───── SOURCE MATERIAL ─────

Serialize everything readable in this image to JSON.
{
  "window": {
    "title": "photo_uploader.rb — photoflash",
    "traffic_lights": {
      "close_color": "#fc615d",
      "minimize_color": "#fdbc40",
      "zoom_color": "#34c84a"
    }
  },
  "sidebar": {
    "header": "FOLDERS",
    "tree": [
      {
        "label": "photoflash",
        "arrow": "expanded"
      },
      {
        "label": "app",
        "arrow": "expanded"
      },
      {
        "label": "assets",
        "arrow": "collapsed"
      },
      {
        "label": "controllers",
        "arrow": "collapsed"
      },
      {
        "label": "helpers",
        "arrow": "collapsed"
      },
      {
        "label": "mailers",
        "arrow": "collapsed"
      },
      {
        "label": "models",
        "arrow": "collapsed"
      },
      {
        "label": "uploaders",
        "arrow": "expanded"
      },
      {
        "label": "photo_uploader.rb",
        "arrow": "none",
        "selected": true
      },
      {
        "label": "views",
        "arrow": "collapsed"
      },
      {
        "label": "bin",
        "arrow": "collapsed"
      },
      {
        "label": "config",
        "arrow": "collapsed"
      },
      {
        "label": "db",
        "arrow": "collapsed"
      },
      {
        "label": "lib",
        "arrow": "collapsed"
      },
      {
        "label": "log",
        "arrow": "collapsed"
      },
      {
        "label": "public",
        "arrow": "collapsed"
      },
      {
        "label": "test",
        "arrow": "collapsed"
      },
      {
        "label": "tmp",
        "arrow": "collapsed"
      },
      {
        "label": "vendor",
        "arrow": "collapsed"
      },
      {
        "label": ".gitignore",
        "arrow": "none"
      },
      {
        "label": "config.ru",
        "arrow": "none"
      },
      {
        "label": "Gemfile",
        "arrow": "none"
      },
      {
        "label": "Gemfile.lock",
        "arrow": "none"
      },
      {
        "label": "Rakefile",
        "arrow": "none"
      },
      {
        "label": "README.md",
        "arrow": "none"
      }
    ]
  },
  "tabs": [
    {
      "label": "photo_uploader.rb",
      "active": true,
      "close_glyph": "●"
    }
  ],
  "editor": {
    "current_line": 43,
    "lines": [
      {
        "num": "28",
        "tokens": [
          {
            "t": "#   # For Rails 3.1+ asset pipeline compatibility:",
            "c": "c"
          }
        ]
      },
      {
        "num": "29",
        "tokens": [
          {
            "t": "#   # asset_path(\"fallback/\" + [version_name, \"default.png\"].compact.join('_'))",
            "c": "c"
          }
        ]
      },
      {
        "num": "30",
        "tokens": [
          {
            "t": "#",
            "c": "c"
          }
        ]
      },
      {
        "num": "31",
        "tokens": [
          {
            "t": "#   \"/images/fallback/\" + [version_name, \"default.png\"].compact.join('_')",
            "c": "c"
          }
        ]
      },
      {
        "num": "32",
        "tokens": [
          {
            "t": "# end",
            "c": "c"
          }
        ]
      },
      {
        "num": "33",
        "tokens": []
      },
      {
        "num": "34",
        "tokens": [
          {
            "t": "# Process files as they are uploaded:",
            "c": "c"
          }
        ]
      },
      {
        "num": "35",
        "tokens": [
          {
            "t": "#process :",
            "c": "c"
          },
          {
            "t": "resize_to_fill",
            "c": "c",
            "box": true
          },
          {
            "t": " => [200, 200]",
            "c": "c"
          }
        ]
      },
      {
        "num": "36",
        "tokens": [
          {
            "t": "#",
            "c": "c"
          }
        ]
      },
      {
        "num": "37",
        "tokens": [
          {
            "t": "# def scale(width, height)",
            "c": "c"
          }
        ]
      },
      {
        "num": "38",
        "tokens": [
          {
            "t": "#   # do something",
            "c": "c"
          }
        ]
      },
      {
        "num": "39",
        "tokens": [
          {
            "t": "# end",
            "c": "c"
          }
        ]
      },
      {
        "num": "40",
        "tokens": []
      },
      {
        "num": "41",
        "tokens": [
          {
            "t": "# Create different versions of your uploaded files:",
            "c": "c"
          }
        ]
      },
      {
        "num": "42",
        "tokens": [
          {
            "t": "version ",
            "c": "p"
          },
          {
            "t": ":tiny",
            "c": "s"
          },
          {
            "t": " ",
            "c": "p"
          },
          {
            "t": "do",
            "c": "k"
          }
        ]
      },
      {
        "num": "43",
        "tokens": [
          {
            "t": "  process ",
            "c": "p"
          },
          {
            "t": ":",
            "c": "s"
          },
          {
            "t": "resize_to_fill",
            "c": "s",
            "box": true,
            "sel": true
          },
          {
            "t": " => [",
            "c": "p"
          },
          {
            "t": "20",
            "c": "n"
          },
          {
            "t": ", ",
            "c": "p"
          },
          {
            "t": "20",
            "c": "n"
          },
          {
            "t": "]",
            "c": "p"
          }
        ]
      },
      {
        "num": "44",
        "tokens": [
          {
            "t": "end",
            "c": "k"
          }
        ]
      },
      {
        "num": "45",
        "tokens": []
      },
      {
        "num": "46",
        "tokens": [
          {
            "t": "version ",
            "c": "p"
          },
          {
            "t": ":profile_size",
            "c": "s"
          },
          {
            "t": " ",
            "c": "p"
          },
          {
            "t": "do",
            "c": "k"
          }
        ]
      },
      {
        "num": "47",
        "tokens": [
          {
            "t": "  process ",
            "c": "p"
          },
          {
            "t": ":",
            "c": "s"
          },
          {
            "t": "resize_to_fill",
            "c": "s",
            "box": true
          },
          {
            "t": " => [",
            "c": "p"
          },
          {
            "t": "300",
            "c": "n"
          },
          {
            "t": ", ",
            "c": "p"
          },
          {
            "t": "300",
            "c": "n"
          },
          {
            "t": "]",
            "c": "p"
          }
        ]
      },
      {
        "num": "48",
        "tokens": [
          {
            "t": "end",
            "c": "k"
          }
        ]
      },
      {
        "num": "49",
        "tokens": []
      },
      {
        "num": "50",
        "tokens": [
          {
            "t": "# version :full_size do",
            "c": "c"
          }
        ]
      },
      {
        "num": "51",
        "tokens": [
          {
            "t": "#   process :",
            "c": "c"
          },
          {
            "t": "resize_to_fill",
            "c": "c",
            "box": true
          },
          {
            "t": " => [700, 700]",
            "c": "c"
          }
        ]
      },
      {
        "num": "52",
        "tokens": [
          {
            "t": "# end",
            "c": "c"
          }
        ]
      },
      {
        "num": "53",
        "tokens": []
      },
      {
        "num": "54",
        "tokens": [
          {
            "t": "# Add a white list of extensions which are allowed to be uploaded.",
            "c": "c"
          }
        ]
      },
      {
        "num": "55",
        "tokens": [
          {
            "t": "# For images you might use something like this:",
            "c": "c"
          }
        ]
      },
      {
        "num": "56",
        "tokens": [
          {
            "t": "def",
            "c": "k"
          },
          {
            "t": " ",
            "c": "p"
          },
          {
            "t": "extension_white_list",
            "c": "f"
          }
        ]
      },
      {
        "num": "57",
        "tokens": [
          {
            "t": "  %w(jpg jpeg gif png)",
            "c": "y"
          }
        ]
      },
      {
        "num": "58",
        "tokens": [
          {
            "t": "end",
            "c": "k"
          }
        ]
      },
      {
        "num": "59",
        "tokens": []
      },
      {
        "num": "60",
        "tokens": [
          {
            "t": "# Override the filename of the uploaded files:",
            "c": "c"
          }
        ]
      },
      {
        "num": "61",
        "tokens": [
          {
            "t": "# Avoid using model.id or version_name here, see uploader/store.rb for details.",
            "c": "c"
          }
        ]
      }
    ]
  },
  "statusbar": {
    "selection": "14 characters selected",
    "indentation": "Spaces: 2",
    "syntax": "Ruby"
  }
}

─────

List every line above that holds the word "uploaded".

            "t": "# Process files as they are uploaded:",
            "t": "# Create different versions of your uploaded files:",
            "t": "# Add a white list of extensions which are allowed to be uploaded.",
            "t": "# Override the filename of the uploaded files:",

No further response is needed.